◆ Problem to solve
From first line to last, give the records again word for word and omit the pictures.

◆ Given data
*** Begin section ***

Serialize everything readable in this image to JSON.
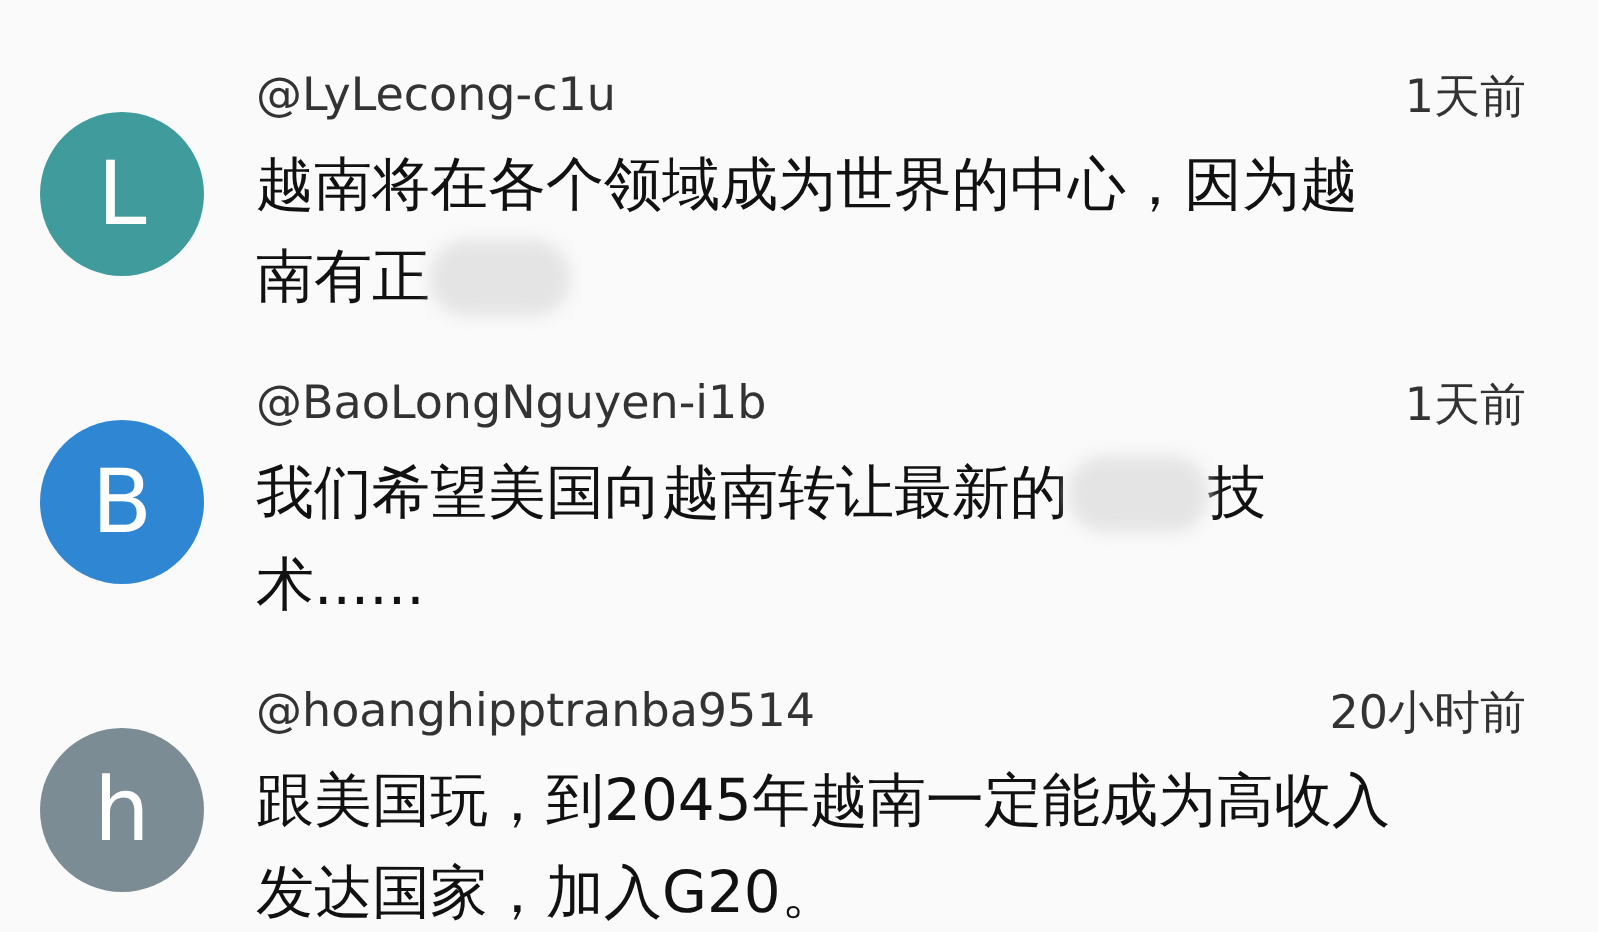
{
  "comments": [
    {
      "avatar": "L",
      "color": "#3f9b9c",
      "user": "@LyLecong-c1u",
      "time": "1天前",
      "lines": [
        {
          "parts": [
            "越南将在各个领域成为世界的中心，因为越"
          ],
          "blurred_end": false
        },
        {
          "parts": [
            "南有正"
          ],
          "blurred_end": true
        }
      ]
    },
    {
      "avatar": "B",
      "color": "#2f86d2",
      "user": "@BaoLongNguyen-i1b",
      "time": "1天前",
      "lines": [
        {
          "parts": [
            "我们希望美国向越南转让最新的",
            "技"
          ],
          "blurred_end": false
        },
        {
          "parts": [
            "术......"
          ],
          "blurred_end": false
        }
      ]
    },
    {
      "avatar": "h",
      "color": "#7b8c94",
      "user": "@hoanghipptranba9514",
      "time": "20小时前",
      "lines": [
        {
          "parts": [
            "跟美国玩，到2045年越南一定能成为高收入"
          ],
          "blurred_end": false
        },
        {
          "parts": [
            "发达国家，加入G20。"
          ],
          "blurred_end": false
        }
      ]
    }
  ]
}
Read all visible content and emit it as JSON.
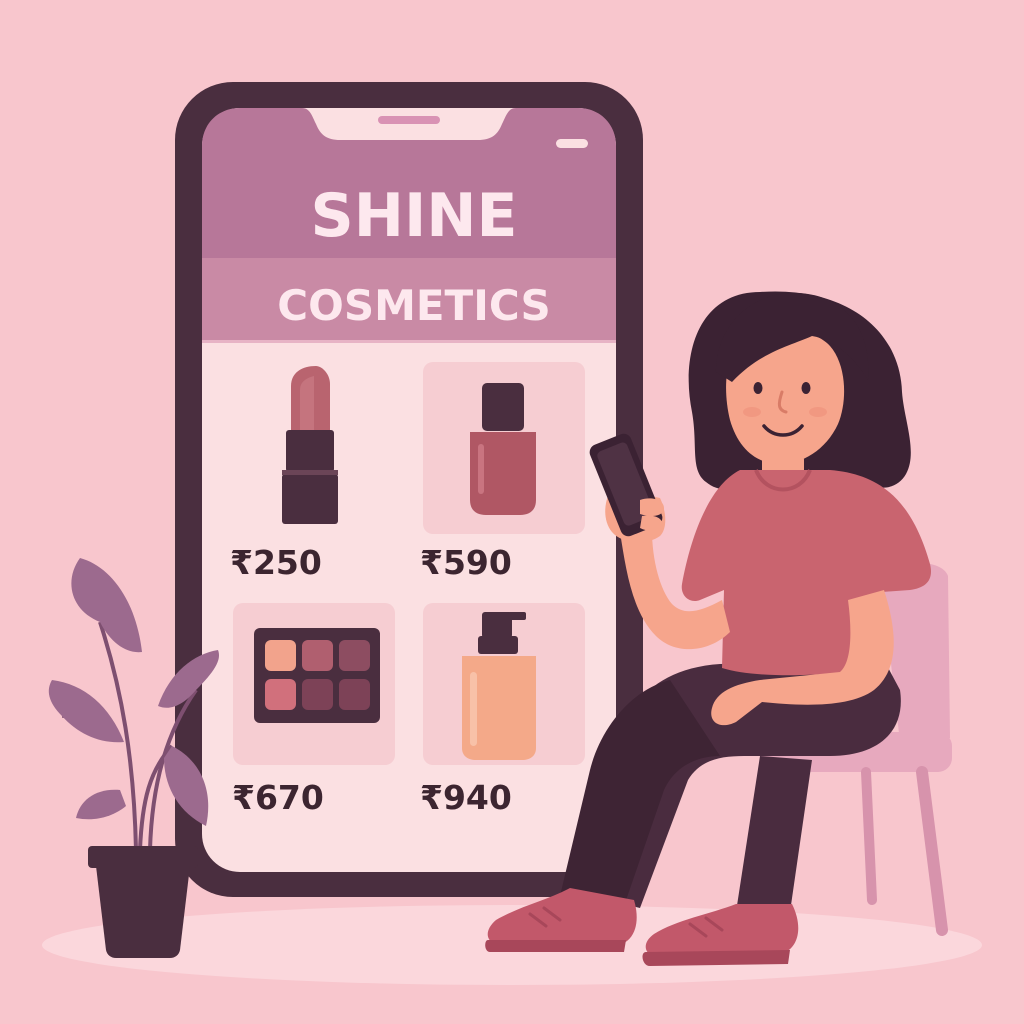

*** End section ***

◆ Written reply
Serialize everything readable in this image to JSON.
{
  "comments": [
    {
      "avatar": "L",
      "color": "#3f9b9c",
      "user": "@LyLecong-c1u",
      "time": "1天前",
      "lines": [
        {
          "parts": [
            "越南将在各个领域成为世界的中心，因为越"
          ],
          "blurred_end": false
        },
        {
          "parts": [
            "南有正"
          ],
          "blurred_end": true
        }
      ]
    },
    {
      "avatar": "B",
      "color": "#2f86d2",
      "user": "@BaoLongNguyen-i1b",
      "time": "1天前",
      "lines": [
        {
          "parts": [
            "我们希望美国向越南转让最新的",
            "技"
          ],
          "blurred_end": false
        },
        {
          "parts": [
            "术......"
          ],
          "blurred_end": false
        }
      ]
    },
    {
      "avatar": "h",
      "color": "#7b8c94",
      "user": "@hoanghipptranba9514",
      "time": "20小时前",
      "lines": [
        {
          "parts": [
            "跟美国玩，到2045年越南一定能成为高收入"
          ],
          "blurred_end": false
        },
        {
          "parts": [
            "发达国家，加入G20。"
          ],
          "blurred_end": false
        }
      ]
    }
  ]
}
Read all visible content and emit it as JSON.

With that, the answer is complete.